Der Ziesel is a battery-powered concept vehicle sold by Mattro Mobility Revolutions, a manufacturer of futuristic machines located in the Austrian city of Schwaz. Weighing in at 463 pounds and with a top speed of 22 mph – and equipped with a NASCAR-esque four-point safety belt so you don't get hurled out – it's nothing like the dinky Rascals elderly folks ride around at Walgreens. Technically it's not even correct to call it a wheelchair, as the juggernaut moves on rubberized caterpillar tracks. Think of it as more of a distant, shrunken cousin to the M1 Abrams battle tank (turret mod not available).
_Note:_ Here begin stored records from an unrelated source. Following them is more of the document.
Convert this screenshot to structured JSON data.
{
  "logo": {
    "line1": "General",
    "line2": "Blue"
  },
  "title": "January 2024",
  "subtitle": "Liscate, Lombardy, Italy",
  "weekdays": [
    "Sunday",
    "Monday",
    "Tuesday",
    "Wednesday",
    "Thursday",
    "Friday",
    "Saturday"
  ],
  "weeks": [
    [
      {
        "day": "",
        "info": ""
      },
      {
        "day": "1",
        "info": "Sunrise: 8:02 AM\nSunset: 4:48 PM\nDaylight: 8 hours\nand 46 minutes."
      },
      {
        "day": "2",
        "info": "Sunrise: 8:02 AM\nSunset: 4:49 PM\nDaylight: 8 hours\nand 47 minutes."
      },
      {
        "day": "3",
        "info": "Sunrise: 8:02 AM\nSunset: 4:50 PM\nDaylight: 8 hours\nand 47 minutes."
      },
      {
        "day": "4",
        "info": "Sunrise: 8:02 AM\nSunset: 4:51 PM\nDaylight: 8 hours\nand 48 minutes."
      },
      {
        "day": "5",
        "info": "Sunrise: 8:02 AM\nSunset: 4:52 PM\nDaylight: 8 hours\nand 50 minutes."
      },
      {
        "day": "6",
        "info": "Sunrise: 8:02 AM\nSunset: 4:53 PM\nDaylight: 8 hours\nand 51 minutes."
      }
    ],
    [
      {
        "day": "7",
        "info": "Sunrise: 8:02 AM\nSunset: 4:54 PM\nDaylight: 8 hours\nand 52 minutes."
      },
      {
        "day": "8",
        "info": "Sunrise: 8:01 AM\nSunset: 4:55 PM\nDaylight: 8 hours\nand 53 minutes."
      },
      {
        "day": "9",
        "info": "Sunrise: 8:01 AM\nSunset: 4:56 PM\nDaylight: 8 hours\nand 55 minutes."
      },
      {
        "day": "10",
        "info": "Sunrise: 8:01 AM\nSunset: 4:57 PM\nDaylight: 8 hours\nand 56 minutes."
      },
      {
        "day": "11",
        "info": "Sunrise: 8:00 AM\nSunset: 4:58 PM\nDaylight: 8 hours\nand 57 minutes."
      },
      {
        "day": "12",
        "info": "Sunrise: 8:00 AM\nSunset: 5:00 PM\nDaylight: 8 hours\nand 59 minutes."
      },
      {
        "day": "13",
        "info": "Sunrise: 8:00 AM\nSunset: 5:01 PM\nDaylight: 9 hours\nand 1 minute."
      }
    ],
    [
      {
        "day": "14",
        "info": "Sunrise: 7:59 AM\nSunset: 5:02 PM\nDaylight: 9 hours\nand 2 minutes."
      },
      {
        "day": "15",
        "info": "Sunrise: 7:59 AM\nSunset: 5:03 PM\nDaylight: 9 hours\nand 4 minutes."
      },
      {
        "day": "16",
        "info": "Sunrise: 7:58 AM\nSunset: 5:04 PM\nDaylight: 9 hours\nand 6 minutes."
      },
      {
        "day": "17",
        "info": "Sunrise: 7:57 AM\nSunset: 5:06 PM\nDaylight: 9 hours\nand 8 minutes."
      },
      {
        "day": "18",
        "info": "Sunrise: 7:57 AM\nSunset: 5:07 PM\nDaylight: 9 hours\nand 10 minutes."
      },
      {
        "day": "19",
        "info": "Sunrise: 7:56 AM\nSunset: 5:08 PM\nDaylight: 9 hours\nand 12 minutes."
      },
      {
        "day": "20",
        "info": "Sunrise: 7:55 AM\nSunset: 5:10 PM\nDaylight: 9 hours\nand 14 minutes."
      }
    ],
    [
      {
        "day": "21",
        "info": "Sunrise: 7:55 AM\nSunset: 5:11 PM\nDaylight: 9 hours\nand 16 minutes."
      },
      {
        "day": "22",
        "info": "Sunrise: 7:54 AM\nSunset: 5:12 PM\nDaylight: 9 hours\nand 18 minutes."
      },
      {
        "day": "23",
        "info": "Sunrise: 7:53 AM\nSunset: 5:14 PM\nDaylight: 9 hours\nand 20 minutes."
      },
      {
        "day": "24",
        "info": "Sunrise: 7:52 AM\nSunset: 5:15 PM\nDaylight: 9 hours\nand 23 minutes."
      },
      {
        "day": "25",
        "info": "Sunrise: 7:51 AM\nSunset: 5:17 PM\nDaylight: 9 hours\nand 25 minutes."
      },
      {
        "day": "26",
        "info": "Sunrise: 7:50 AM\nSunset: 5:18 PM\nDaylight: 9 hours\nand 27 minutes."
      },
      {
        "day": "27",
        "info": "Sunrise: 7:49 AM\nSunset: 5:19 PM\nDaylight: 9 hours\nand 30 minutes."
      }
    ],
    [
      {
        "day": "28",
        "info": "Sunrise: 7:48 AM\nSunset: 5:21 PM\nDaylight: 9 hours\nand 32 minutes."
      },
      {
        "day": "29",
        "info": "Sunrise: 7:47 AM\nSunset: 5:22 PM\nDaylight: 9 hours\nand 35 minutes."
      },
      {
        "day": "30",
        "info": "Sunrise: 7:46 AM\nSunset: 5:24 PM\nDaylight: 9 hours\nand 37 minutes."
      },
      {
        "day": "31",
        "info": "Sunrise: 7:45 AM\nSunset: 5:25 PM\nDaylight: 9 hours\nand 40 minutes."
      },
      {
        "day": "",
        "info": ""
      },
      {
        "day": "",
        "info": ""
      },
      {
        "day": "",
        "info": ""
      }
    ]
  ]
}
Mattro has been testing out the power-chair this year in a variety of natural settings. The Ziesel plowed a vineyard in Italy and dragged heavy gear over a glacier at an Austrian ski resort. While tackling Everest is an exaggeration, the e-vehicle seems perfectly at home on lesser peaks, cutting through deep snow drifts while vomiting fantails of powder. As the company writes:
The Ziesel is a pioneer for mobility by combining sustainable and environment-friendly technologies with pure outdoor fun. It is the only barrier-free sport-vehicle with electrical high-performance power for fun and freedom in nature. The Ziesel was developed for outdoor action and can be used all year round with impressive performance on almost all surfaces like: snow, sand, stone, mud, grass and more. Safety is an integral part of the concept. High quality craftsmanship and the only the best components. Guaranteed.
At roughly $24,000 for the basic model, the Ziesel's price will keep it out of many garages. But for that wad of dough you get a cabinet of features: a pair of disc motors, LED headlights, wood or carbon-fiber body accents, a heated seat, a tow bar, preset driving profiles, and an intelligent joystick to control it all. It should be noted that the chair surfing in snow above is a prototype; the engineers have since outfitted it with a "double-suspension arm chassis to provide a more comfortable ride."
Here's footage of the Ziesel during a more recent winter test drive, and this is its agricultural foray into Italy:
H/t to ETA